— Source data —
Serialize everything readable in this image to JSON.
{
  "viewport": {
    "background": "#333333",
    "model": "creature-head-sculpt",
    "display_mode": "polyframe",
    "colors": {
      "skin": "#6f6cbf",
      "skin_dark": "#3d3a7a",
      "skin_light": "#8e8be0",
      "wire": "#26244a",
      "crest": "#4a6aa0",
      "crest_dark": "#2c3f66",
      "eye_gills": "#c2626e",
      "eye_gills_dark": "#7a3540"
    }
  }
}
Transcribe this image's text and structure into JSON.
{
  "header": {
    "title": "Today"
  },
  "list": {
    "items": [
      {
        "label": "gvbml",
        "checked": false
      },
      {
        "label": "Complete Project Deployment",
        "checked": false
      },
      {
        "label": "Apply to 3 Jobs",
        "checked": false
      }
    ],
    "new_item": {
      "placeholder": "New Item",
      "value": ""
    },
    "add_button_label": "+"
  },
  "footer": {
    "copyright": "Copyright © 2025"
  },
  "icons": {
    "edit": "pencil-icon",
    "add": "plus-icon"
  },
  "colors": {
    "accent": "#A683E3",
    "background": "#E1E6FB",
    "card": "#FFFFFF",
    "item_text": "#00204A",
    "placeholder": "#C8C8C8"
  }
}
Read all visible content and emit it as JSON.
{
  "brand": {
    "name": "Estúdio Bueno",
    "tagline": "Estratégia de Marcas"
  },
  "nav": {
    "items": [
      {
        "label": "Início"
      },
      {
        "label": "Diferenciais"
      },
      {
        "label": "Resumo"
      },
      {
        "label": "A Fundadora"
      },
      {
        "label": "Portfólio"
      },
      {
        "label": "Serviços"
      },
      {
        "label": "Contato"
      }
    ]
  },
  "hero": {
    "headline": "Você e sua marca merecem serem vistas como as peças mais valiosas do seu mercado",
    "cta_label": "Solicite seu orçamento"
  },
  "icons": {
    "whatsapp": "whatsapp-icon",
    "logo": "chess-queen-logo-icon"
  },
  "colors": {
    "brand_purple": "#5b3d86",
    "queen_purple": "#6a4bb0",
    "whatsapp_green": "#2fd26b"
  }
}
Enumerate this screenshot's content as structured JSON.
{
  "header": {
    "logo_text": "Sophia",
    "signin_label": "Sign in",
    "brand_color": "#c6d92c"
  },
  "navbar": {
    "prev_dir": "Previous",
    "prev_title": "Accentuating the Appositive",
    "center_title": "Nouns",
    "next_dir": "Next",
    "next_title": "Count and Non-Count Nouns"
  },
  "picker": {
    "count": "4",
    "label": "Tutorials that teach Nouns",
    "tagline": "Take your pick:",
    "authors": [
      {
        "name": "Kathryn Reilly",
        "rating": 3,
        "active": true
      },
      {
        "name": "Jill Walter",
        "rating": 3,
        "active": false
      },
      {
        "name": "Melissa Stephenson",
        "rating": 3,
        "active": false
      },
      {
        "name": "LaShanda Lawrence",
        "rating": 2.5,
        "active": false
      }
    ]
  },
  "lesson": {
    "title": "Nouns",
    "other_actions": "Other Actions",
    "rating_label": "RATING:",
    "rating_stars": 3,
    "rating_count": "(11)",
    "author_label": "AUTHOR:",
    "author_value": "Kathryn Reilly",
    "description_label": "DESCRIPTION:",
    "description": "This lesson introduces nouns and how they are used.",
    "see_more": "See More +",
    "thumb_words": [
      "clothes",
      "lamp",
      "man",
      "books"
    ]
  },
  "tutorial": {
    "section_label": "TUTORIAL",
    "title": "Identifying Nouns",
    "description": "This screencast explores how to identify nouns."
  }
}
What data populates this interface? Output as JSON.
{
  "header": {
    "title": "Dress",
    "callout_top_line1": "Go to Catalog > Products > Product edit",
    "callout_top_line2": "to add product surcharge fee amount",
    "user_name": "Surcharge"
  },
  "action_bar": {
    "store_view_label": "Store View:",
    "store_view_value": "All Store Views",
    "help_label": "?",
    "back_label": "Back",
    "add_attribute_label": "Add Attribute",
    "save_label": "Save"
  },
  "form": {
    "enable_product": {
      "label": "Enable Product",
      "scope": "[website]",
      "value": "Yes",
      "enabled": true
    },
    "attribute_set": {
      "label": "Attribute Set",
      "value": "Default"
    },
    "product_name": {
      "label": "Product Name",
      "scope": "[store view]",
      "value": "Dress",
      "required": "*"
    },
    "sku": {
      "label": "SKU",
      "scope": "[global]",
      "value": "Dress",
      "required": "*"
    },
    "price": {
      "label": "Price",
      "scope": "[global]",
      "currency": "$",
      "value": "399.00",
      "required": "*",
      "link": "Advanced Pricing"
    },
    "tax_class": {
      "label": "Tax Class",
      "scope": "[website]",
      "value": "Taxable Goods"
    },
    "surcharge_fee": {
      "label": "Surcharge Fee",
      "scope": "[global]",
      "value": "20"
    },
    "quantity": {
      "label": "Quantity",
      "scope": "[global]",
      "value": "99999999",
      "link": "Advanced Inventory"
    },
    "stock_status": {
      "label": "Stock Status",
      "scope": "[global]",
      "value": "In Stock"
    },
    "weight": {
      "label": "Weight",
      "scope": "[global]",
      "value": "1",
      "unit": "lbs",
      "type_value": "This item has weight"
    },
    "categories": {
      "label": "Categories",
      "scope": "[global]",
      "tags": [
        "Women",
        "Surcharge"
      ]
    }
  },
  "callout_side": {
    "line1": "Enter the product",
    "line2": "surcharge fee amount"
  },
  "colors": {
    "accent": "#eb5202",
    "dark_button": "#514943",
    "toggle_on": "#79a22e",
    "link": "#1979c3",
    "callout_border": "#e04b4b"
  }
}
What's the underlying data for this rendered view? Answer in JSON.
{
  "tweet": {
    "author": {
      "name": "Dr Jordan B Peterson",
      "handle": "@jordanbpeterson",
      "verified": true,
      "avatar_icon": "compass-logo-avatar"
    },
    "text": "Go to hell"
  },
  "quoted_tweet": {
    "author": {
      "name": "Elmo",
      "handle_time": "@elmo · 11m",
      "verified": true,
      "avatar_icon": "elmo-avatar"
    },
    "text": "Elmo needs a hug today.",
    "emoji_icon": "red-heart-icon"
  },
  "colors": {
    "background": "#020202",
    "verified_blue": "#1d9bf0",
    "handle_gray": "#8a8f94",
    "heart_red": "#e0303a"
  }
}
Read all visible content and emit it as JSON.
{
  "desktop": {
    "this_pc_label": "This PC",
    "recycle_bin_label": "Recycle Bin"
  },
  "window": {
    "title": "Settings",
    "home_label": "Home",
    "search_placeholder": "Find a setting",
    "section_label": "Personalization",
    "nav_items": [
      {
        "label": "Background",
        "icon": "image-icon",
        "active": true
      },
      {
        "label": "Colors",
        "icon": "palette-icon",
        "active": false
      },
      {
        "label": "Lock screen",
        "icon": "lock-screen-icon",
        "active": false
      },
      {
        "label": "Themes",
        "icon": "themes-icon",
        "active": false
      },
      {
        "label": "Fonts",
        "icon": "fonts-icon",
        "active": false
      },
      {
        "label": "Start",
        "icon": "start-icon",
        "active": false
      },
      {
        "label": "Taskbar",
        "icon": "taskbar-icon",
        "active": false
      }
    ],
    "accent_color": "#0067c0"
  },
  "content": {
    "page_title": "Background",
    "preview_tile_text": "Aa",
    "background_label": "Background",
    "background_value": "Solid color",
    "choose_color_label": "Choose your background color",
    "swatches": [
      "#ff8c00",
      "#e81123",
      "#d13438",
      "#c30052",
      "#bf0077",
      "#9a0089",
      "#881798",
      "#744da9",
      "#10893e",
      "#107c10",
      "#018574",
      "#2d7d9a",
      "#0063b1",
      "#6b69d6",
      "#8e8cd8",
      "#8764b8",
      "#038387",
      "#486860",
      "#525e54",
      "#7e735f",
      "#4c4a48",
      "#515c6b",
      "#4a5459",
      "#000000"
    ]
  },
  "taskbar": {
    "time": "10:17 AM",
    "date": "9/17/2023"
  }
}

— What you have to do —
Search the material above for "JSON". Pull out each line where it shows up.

— Response —
Serialize everything readable in this image to JSON.
Transcribe this image's text and structure into JSON.
Read all visible content and emit it as JSON.
Enumerate this screenshot's content as structured JSON.
What data populates this interface? Output as JSON.
What's the underlying data for this rendered view? Answer in JSON.
Read all visible content and emit it as JSON.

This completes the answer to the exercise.